You don't need to wait until you are a black belt to fgure that stuff out. You just need the right teacher.
 

KenpoDave

2nd Black Belt
Joined
May 20, 2002
Messages
884
Reaction score
33
Location
Shreveport, LA
Presets, as far as impacting goes, teach us how to develop fixed striking / blocking patterns that will match the existing fixed doorway patterns on your opponent. These are not supposed to be remembered during a fight, instead, just applied.
This is only step one.
Developing "free flow" patterns for for use against fluid doorways is the "big step" number two.

I agree. But I feel that people too often assume that the application will be different than the presets, causing them to move beyond (read "disregard") them way too soon. It makes step two quite a leap.

Spontaneous - coming or resulting from a natural impulse or tendency; without effort or premeditation; natural and unconstrained; unplanned.

Not necessarily something new everytime you do it. Just because someone is attacked and does a preset technique does not mean it is not spontaneous.
 

GBlues

Purple Belt
Joined
Jul 26, 2008
Messages
314
Reaction score
22
Location
All over the U.S.
Sad story. I never like hearing those.

However, you began with your dad teaching you kenpo at an early age. I would suggest that what he taught you was not kenpo. It may have been part of a curriculum of something somebody called kenpo, but it is my opinion that it's not kenpo if it does not involve striking the vital points of the body. It would seem that you agree, because the rest of your post focused on that and was very well stated.

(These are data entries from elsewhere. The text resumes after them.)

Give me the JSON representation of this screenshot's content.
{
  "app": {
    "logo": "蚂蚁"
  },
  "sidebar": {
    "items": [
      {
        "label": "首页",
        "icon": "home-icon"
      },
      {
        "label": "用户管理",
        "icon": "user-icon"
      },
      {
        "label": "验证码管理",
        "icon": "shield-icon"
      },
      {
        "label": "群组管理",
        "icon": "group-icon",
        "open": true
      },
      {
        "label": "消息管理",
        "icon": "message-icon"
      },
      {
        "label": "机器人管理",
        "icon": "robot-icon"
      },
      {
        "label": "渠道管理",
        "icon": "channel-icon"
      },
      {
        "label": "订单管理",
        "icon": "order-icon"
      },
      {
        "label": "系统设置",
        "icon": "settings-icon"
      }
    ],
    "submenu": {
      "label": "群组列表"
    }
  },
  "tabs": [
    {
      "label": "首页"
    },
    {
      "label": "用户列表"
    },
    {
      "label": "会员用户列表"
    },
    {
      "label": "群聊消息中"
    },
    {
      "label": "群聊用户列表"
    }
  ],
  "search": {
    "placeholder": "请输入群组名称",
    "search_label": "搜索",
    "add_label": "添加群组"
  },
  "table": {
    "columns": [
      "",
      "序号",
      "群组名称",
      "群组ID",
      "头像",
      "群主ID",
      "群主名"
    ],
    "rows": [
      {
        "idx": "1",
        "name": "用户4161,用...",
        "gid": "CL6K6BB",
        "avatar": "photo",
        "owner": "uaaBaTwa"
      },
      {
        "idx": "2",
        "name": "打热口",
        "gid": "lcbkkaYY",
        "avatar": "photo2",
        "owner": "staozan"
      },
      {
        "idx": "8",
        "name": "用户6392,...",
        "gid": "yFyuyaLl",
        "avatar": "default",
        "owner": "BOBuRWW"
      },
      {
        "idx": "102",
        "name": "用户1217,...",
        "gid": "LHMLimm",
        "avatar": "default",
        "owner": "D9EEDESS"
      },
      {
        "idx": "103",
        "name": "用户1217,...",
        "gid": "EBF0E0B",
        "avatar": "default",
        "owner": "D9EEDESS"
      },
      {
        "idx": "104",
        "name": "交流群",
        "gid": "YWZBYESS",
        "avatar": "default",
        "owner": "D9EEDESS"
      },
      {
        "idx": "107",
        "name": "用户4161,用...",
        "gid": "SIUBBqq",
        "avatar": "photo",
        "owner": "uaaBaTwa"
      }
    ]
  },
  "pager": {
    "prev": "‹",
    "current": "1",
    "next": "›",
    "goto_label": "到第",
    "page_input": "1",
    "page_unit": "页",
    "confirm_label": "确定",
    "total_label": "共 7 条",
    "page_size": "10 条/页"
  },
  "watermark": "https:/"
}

What I highlighted in bold above, "that other stuff," to me, is just not kenpo. Interestingly, the very first technique I learned when I started kenpo was against a two-hand front choke. The first movement in the technique is a punch to the throat.

You don't need to wait until you are a black belt to fgure that stuff out. You just need the right teacher.

Well, maybe he just didn't want to teach me the real deal, for fear that I would use it against him one day? I don't know. He stopped showing me stuff after that.
 

Latest Discussions

Top